One of the most important parts of the process will be buy-in from the authorities. To introduce and discuss the Pipeline idea, TradeMark East Africa hosted a full-day workshop in Nairobi in April for more than 35 guests representing different organisations, such as government agencies from each of the five East African nations. The consensus at the end of the day was that it was a good concept and possible to build, but not without challenges.

“Technically, the Pipeline is not hard to build. There is no hardware required or massive data centres, just some basic coding,” says Alban Odhiambo, Director, ICT for Trade and Transport Facilitation TradeMark East Africa and Jensen’s counterpart on the project.

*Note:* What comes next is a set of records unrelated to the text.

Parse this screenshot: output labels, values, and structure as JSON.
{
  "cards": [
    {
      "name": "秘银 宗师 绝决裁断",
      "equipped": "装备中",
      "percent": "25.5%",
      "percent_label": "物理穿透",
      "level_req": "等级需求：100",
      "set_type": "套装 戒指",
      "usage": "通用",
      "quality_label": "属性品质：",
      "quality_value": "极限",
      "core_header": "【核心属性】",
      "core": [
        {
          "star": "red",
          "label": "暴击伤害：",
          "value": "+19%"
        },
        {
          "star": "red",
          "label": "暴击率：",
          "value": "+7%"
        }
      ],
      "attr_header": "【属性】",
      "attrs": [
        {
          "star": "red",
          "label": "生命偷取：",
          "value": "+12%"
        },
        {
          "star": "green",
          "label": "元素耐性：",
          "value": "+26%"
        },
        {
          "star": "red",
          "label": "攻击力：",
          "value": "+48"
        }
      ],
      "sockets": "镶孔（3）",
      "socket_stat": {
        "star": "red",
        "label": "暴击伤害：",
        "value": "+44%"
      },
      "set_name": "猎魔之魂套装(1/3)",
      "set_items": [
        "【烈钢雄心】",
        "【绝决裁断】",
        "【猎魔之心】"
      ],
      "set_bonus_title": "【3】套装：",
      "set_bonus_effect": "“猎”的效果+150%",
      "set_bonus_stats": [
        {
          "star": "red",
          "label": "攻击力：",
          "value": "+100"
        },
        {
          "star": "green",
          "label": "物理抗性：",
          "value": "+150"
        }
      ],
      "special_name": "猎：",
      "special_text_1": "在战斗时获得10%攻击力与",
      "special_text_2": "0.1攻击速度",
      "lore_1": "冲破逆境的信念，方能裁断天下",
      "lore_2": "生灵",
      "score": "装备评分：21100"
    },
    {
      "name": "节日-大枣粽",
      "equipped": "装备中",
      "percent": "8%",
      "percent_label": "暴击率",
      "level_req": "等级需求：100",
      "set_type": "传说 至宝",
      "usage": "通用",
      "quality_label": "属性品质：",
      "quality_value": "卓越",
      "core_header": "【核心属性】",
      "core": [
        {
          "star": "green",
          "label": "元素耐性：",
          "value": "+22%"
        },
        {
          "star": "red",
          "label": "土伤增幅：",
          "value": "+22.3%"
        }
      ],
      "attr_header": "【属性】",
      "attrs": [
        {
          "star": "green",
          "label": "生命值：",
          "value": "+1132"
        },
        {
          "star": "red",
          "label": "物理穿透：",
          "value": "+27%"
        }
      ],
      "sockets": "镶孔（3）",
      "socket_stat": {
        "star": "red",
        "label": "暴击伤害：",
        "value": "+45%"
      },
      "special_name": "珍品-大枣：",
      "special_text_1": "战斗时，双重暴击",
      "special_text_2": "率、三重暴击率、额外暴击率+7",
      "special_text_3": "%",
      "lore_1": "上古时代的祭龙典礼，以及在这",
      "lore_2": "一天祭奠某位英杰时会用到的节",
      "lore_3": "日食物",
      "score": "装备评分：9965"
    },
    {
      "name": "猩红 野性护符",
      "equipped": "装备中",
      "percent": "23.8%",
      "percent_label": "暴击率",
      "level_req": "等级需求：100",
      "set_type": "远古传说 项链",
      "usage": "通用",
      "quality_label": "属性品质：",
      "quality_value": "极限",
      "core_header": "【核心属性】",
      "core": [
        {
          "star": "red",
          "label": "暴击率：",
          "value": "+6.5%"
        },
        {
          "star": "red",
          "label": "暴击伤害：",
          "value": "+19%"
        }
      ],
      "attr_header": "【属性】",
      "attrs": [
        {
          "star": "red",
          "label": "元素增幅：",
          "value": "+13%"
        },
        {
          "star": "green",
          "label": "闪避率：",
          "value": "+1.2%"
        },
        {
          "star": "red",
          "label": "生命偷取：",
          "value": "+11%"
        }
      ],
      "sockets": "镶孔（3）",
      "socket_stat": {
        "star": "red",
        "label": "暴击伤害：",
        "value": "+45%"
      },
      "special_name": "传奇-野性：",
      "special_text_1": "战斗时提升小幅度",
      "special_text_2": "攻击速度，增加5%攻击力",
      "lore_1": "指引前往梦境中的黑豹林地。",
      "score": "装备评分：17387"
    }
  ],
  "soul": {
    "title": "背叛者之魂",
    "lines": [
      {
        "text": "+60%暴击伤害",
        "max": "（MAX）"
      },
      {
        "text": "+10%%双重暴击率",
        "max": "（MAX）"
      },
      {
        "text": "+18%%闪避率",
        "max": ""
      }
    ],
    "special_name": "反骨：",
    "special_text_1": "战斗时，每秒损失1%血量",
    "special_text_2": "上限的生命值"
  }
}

“Once we have the proof of concept, the incentive to succeed – lower costs and more trade, which creates jobs and tax revenue – will be a powerful motivation for ­everyone to make it happen.”